Brief:
In the data below, find the lines containing "icon" and say how many there are, nothing more.

<<<<

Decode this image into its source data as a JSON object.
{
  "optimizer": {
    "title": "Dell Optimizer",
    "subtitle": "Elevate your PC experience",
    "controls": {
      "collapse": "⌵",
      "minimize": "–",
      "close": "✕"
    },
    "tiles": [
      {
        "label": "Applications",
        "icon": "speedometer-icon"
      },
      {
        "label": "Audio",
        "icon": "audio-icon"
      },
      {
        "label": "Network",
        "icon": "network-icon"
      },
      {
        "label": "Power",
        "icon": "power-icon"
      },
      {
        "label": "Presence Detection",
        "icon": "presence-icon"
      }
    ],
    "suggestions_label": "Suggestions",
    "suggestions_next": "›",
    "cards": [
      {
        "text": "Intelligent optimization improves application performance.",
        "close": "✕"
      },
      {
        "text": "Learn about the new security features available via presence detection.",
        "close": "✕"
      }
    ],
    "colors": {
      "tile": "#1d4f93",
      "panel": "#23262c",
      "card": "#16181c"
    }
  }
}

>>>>

Answer section:
5